Modern Monsters tackles a tricky  and timely subject with a great deal of care.  The horror of being accused of something is bad enough, but Vic’s mother doesn’t seem to believe Vic when he vehemently denies the accusation. She can’t even seem to look him in the eye. He takes refuge at Brett’s house. Brett’s parents have always been like a surrogate family and Brett’s father is a lawyer who agrees to help him.

The kids at school are less forgiving and when the rumours start to spread Vic finds himself in some pretty dicey situations. It is Callie’s best friend, Autumn, who first believes Vic’s innocence and together the two begin to try to figure out who the real rapist is. Their sleuthing also leads to a relationship, Vic’s first.

Vic is a likeable character. He’s not perfect, but he’s decent. He’s a hard-working, honest and sympathetic character and it’s impossible not to like him. Autumn is feisty and smart. Even Caillie, although her role is peripheral, reveals herself to be forgiving and human.

This book is as much about standing up for yourself as it is about the horrors of sexual assault. Vic must navigate tricky family dynamics, the first stirrings of romance, and people’s mistrust of him. Whatever his perceived shortcomings, Vic is a good guy and readers will be rooting for him.

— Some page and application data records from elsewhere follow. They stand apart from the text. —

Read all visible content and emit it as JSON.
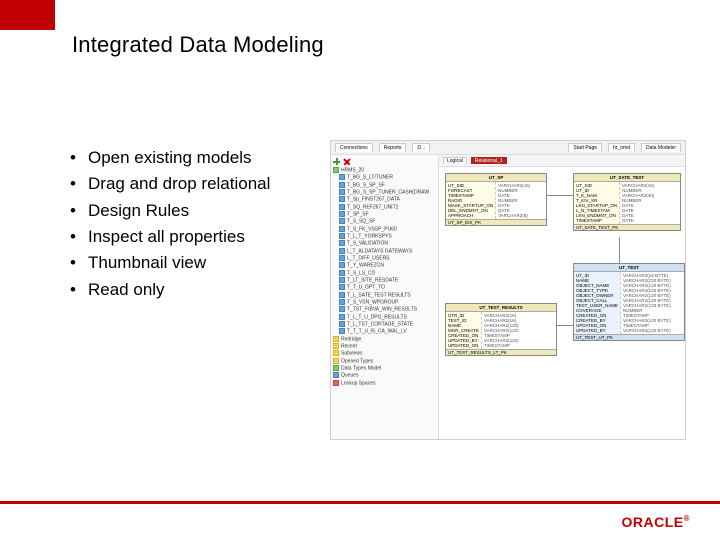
{
  "title": "Integrated Data Modeling",
  "bullets": [
    "Open existing models",
    "Drag and drop relational",
    "Design Rules",
    "Inspect all properties",
    "Thumbnail view",
    "Read only"
  ],
  "screenshot": {
    "top_tabs": [
      "Connections",
      "Reports",
      "D..."
    ],
    "right_tabs": [
      "Start Page",
      "hr_omd",
      "Data Modeler"
    ],
    "canvas_tabs": [
      "Logical",
      "Relational_1"
    ],
    "toolbar": {
      "add": "add-icon",
      "delete": "delete-icon",
      "refresh": "refresh-icon"
    },
    "tree": [
      {
        "icon": "g",
        "indent": 0,
        "label": "HRMS_20"
      },
      {
        "icon": "b",
        "indent": 1,
        "label": "T_BG_S_LT/TUNER"
      },
      {
        "icon": "b",
        "indent": 1,
        "label": "T_BG_S_SP_SF"
      },
      {
        "icon": "b",
        "indent": 1,
        "label": "T_BG_S_SP_TUNER_CASH(DRAW"
      },
      {
        "icon": "b",
        "indent": 1,
        "label": "T_Sp_FINST267_DATA"
      },
      {
        "icon": "b",
        "indent": 1,
        "label": "T_SQ_REF267_UNIT2"
      },
      {
        "icon": "b",
        "indent": 1,
        "label": "T_SP_SF"
      },
      {
        "icon": "b",
        "indent": 1,
        "label": "T_S_SQ_SF"
      },
      {
        "icon": "b",
        "indent": 1,
        "label": "T_S_FK_VSSP_PU60"
      },
      {
        "icon": "b",
        "indent": 1,
        "label": "T_L_T_YORKSPYS"
      },
      {
        "icon": "b",
        "indent": 1,
        "label": "T_S_VALIDATION"
      },
      {
        "icon": "b",
        "indent": 1,
        "label": "L_T_ALDATAYS GATEWAYS"
      },
      {
        "icon": "b",
        "indent": 1,
        "label": "L_T_DIFF_USERS"
      },
      {
        "icon": "b",
        "indent": 1,
        "label": "T_Y_WAREZCN"
      },
      {
        "icon": "b",
        "indent": 1,
        "label": "T_S_LS_CD"
      },
      {
        "icon": "b",
        "indent": 1,
        "label": "T_LT_SITE_RESDATE"
      },
      {
        "icon": "b",
        "indent": 1,
        "label": "T_T_U_GPT_TO"
      },
      {
        "icon": "b",
        "indent": 1,
        "label": "T_L_SATE_TEST RESULTS"
      },
      {
        "icon": "b",
        "indent": 1,
        "label": "T_S_VSN_WPGROUP"
      },
      {
        "icon": "b",
        "indent": 1,
        "label": "T_TST_FIBVA_WIN_RESULTS"
      },
      {
        "icon": "b",
        "indent": 1,
        "label": "T_L_T_U_DPG_RESULTS"
      },
      {
        "icon": "b",
        "indent": 1,
        "label": "T_L_TST_CORTAGE_STATE"
      },
      {
        "icon": "b",
        "indent": 1,
        "label": "T_T_T_U_I5_CA_WAL_LV"
      },
      {
        "icon": "y",
        "indent": 0,
        "label": "Redridge"
      },
      {
        "icon": "y",
        "indent": 0,
        "label": "Recent"
      },
      {
        "icon": "y",
        "indent": 0,
        "label": "Subviews"
      },
      {
        "icon": "y",
        "indent": 0,
        "label": "Opened Types"
      },
      {
        "icon": "g",
        "indent": 0,
        "label": "Data Types Model"
      },
      {
        "icon": "b",
        "indent": 0,
        "label": "Queues"
      },
      {
        "icon": "r",
        "indent": 0,
        "label": "Lookup Spaces"
      }
    ],
    "entities": [
      {
        "id": "ut_sp",
        "header": "UT_SP",
        "style": "yellow",
        "left_cols": [
          "UT_SID",
          "FORECAST",
          "TIMESTAMP",
          "RADIO",
          "MASK_STARTUP_ON",
          "DEL_ENDMNT_ON",
          "APPROACH"
        ],
        "right_cols": [
          "VARCHAR2(16)",
          "NUMBER",
          "DATE",
          "NUMBER",
          "DATE",
          "DATE",
          "VARCHAR2(8)"
        ],
        "footer": "UT_SP_IDX_PK"
      },
      {
        "id": "ut_sate_test",
        "header": "UT_SATE_TEST",
        "style": "yellow",
        "left_cols": [
          "UT_SID",
          "UT_ID",
          "T_K_NAM",
          "T_KIV_SR",
          "LKN_STARTUP_ON",
          "L_N_TIMESTAM",
          "LKN_ENDMNT_ON",
          "TIMESTAMP"
        ],
        "right_cols": [
          "VARCHAR2(16)",
          "NUMBER",
          "VARCHAR2(40)",
          "NUMBER",
          "DATE",
          "DATE",
          "DATE",
          "DATE"
        ],
        "footer": "UT_SATE_TEST_PK"
      },
      {
        "id": "ut_test_results",
        "header": "UT_TEST_RESULTS",
        "style": "yellow",
        "left_cols": [
          "UTR_ID",
          "TEST_ID",
          "NAME",
          "MGR_CREATE",
          "CREATED_ON",
          "UPDATED_BY",
          "UPDATED_ON"
        ],
        "right_cols": [
          "VARCHAR2(16)",
          "VARCHAR2(16)",
          "VARCHAR2(120)",
          "VARCHAR2(120)",
          "TIMESTAMP",
          "VARCHAR2(120)",
          "TIMESTAMP"
        ],
        "footer": "UT_TEST_RESULTS_LT_PK"
      },
      {
        "id": "ut_test",
        "header": "UT_TEST",
        "style": "blue",
        "left_cols": [
          "UT_ID",
          "NAME",
          "OBJECT_NAME",
          "OBJECT_TYPE",
          "OBJECT_OWNER",
          "OBJECT_CALL",
          "TEST_USER_NAME",
          "COVERAGE",
          "CREATED_ON",
          "CREATED_BY",
          "UPDATED_ON",
          "UPDATED_BY"
        ],
        "right_cols": [
          "VARCHAR2(16 BYTE)",
          "VARCHAR2(120 BYTE)",
          "VARCHAR2(120 BYTE)",
          "VARCHAR2(120 BYTE)",
          "VARCHAR2(120 BYTE)",
          "VARCHAR2(120 BYTE)",
          "VARCHAR2(120 BYTE)",
          "NUMBER",
          "TIMESTAMP",
          "VARCHAR2(120 BYTE)",
          "TIMESTAMP",
          "VARCHAR2(120 BYTE)"
        ],
        "footer": "UT_TEST_UT_PK"
      }
    ]
  },
  "logo": "ORACLE"
}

A Step Toward Falling – Cammie McGovern

astepAlthough Belinda and Emily, the alternating narrators of Cammie McGovern’s excellent YA novel A Step Toward Falling, attend the same high school, the two girls couldn’t be more unalike.  Belinda is twenty-one and spends her days in the Life Skills class with other students who have physical  or developmental disabilities. Emily is a high school senior who co-chairs her school’s Youth Action Coalition with her gay bff, Richard, but hasn’t ever really taken a stand, preferring to work behind-the-scenes..

At a high school football game, Belinda is attacked and Emily witnesses the event and does nothing – not because she’s a horrible person, far from it, but because her “brain couldn’t process what it was seeing.” Anyway, in the next instant she sees Lucas, one of the school’s football players, running from under the bleachers and she is sure he saved Belinda. The fact that he did nothing either, sends Lucas and Emily to the Lifelong Learning Centre where they must volunteer with young adults who have  a variety of  developmental disabilities.

As for Belinda, she retreats to the safety of her home where she lives with her mother and grandmother. She watches Pride and Prejudice, and avoids talking about what happened to her because according to her Nan “what’s done is done, sweetheart. The important thing is you’re home now and you’re safe. You never have to go back to that school or see those people again as far as I’m concerned.”

Navigating high school is hard enough, but everything about the girls’ journey – albeit different –  feels  honest. Belinda is in love with Colin Firth’s Mr. Darcy. She is quite sure that he is watching her from the television screen, and she’s “pretty sure he loves me, too.”  Belinda’s innocence is what protects her from understanding that Ron, one of the football team’s star players, doesn’t actually care for her, even though he asked her to dance at a Best Buddies event.

Emily has spent all of high school hiding out in the library. She watches the table of football players and their picture-perfect cheerleader girlfriends and dreams about a post-high school life where everything will be better.

Lucas, who is seen only through Emily’s eyes, is huge and “a little scary-looking.” But, like all the characters in McGovern’s novel, there is more to him than first meets the eye.  And that’s kind of the point. How can we ever truly know someone if we never bother to talk to them, try to understand them or  extend the branch of friendship?

McGovern’s novel might have veered into ‘preachy-ness’ had it not been for the authentic voices of Belinda and Emily. I loved spending time with these girls. I loved how Emily and Lucas made a genuine effort to make amends and, in the process, became better people. There is certainly a lesson here, but it doesn’t feel instructive as much as it feels heartfelt and human.

Highly recommended.